Your journal takes the form of a typical mission tracker, allowing you to have a couple of missions tracked in your HUD at any given time. I found those trackers to be slightly less helpful than I’d like. It seems that the marker on your HUD will always point directly at the location of your destination, but many times your path to it will be anything but linear. So there were many instances where I found myself at a dead end, with a HUD marker pointing me right towards my target but no way of getting there. It’s undoubtedly a little bit frustrating, but I found that once I stopped relying on this tool and just spent more time exploring the regions, I eventually found my way.
Combat in Journey to the Savage Planet is relatively basic as you encounter a variety of creatures and natural enemies that stand in your way. Many can be avoided or overcome with simple weapons, but some require some more ingenious methods. There’s something quite satisfying about throwing a can of treats near a carnivorous plant only to see some cute wildlife rush towards certain death. I’m not sure where the various containers of these treats came from, but presumably, they dropped from my extremely well-built spaceship. In the end, it doesn’t matter because the puzzles and obstacles placed in your path are never frustrating and always made me feel accomplished once I got past them.
Optimized for the Fourth-Best Console
Journey to the Savage Planet is available on a variety of systems, but I played my review copy on the lowly Xbox One S, and it performed admirably. Loading times were very much acceptable, and the worlds created by Typhoon Studios look beautiful on my 4K TV. I’m confident that the graphical fidelity would be even higher on a top-end gaming PC, but the experience on the console was more than adequate.
I highly recommend playing Journey to the Savage Planet with a friend in its online co-op mode as it will just heighten the enjoyment of its puzzles and well-crafted environments.
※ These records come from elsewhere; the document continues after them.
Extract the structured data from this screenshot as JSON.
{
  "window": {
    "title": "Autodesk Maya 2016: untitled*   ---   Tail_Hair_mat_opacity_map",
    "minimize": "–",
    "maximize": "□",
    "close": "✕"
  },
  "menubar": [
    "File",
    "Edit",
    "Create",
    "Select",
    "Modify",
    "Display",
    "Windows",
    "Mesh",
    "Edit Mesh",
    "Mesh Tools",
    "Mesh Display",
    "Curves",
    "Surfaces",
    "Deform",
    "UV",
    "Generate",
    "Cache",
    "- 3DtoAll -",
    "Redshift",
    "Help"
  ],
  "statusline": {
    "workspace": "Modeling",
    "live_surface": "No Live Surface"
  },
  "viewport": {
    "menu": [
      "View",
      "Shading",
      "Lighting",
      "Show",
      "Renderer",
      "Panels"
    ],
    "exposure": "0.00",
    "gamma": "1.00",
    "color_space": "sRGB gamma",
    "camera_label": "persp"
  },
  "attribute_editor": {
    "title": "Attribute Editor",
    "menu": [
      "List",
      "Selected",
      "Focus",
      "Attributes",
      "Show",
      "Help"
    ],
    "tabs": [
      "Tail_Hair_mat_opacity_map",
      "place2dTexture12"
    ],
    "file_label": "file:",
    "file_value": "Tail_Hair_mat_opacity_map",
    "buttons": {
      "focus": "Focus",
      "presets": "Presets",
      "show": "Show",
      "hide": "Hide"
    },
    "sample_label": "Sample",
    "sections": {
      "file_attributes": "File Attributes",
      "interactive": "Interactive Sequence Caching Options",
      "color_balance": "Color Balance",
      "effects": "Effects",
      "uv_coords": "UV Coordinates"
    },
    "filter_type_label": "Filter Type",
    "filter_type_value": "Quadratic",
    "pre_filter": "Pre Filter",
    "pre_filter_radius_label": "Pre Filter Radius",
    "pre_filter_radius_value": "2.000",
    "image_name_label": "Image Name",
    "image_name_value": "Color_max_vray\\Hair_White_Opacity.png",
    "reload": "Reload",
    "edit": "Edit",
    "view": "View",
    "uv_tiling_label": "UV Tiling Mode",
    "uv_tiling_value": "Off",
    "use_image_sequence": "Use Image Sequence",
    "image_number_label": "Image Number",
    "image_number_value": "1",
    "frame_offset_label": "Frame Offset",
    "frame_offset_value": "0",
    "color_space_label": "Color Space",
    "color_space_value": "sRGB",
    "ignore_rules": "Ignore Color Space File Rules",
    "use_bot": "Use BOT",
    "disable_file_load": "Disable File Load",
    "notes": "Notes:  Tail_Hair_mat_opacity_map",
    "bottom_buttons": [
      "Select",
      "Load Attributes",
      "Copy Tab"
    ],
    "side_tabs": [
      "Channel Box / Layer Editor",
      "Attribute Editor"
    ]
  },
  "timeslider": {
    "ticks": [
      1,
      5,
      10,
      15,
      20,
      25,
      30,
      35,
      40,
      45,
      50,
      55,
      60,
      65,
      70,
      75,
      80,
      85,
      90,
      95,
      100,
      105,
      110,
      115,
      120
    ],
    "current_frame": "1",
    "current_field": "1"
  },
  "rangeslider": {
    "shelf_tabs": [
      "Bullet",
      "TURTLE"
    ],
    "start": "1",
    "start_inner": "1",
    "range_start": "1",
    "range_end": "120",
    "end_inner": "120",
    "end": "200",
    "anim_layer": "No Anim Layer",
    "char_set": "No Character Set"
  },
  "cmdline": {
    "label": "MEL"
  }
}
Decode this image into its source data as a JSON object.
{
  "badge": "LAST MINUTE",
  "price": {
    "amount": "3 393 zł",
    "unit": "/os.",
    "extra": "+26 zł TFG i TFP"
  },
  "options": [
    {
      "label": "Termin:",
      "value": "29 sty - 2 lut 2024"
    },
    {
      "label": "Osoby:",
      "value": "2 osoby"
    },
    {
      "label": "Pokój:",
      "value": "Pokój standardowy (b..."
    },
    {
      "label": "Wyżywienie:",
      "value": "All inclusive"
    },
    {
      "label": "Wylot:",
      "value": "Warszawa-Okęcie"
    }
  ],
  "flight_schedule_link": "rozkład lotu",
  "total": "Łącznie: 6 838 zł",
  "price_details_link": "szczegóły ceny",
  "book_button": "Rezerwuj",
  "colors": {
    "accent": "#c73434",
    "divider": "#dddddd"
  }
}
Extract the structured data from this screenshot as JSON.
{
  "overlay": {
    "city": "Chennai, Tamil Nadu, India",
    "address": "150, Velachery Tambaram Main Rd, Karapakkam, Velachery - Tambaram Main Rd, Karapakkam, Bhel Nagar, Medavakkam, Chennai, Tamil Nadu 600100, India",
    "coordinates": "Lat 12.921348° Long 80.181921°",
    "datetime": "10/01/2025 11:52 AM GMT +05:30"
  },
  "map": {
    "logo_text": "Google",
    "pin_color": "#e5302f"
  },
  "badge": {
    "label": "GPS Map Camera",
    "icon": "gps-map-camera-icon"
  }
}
Even playing solo, however, I heartily recommend Journey to the Savage Planet to anyone that enjoys the survival and exploration genre and has a good sense of humor.